Segment Start: SUPPLIED MATERIAL

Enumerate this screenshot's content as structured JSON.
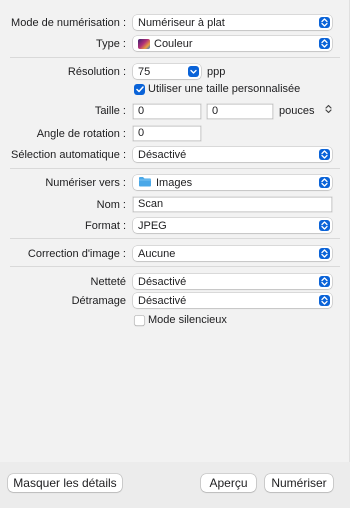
{
  "scan_mode": {
    "label": "Mode de numérisation :",
    "value": "Numériseur à plat"
  },
  "type": {
    "label": "Type :",
    "value": "Couleur",
    "icon": "color-photo-icon"
  },
  "resolution": {
    "label": "Résolution :",
    "value": "75",
    "unit": "ppp"
  },
  "custom_size": {
    "label": "Utiliser une taille personnalisée",
    "checked": true
  },
  "size": {
    "label": "Taille :",
    "width": "0",
    "height": "0",
    "unit": "pouces"
  },
  "rotation": {
    "label": "Angle de rotation :",
    "value": "0"
  },
  "auto_select": {
    "label": "Sélection automatique :",
    "value": "Désactivé"
  },
  "scan_to": {
    "label": "Numériser vers :",
    "value": "Images",
    "icon": "folder-icon"
  },
  "name": {
    "label": "Nom :",
    "value": "Scan"
  },
  "format": {
    "label": "Format :",
    "value": "JPEG"
  },
  "image_correction": {
    "label": "Correction d'image :",
    "value": "Aucune"
  },
  "sharpness": {
    "label": "Netteté",
    "value": "Désactivé"
  },
  "descreen": {
    "label": "Détramage",
    "value": "Désactivé"
  },
  "silent_mode": {
    "label": "Mode silencieux",
    "checked": false
  },
  "buttons": {
    "hide_details": "Masquer les détails",
    "preview": "Aperçu",
    "scan": "Numériser"
  },
  "colors": {
    "accent": "#0a63d8",
    "folder": "#4aa8e8"
  }
}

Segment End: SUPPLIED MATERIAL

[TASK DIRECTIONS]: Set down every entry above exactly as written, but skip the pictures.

[RESPONSE TO THE TASK]:
Enumerate this screenshot's content as structured JSON.
{
  "scan_mode": {
    "label": "Mode de numérisation :",
    "value": "Numériseur à plat"
  },
  "type": {
    "label": "Type :",
    "value": "Couleur",
    "icon": "color-photo-icon"
  },
  "resolution": {
    "label": "Résolution :",
    "value": "75",
    "unit": "ppp"
  },
  "custom_size": {
    "label": "Utiliser une taille personnalisée",
    "checked": true
  },
  "size": {
    "label": "Taille :",
    "width": "0",
    "height": "0",
    "unit": "pouces"
  },
  "rotation": {
    "label": "Angle de rotation :",
    "value": "0"
  },
  "auto_select": {
    "label": "Sélection automatique :",
    "value": "Désactivé"
  },
  "scan_to": {
    "label": "Numériser vers :",
    "value": "Images",
    "icon": "folder-icon"
  },
  "name": {
    "label": "Nom :",
    "value": "Scan"
  },
  "format": {
    "label": "Format :",
    "value": "JPEG"
  },
  "image_correction": {
    "label": "Correction d'image :",
    "value": "Aucune"
  },
  "sharpness": {
    "label": "Netteté",
    "value": "Désactivé"
  },
  "descreen": {
    "label": "Détramage",
    "value": "Désactivé"
  },
  "silent_mode": {
    "label": "Mode silencieux",
    "checked": false
  },
  "buttons": {
    "hide_details": "Masquer les détails",
    "preview": "Aperçu",
    "scan": "Numériser"
  },
  "colors": {
    "accent": "#0a63d8",
    "folder": "#4aa8e8"
  }
}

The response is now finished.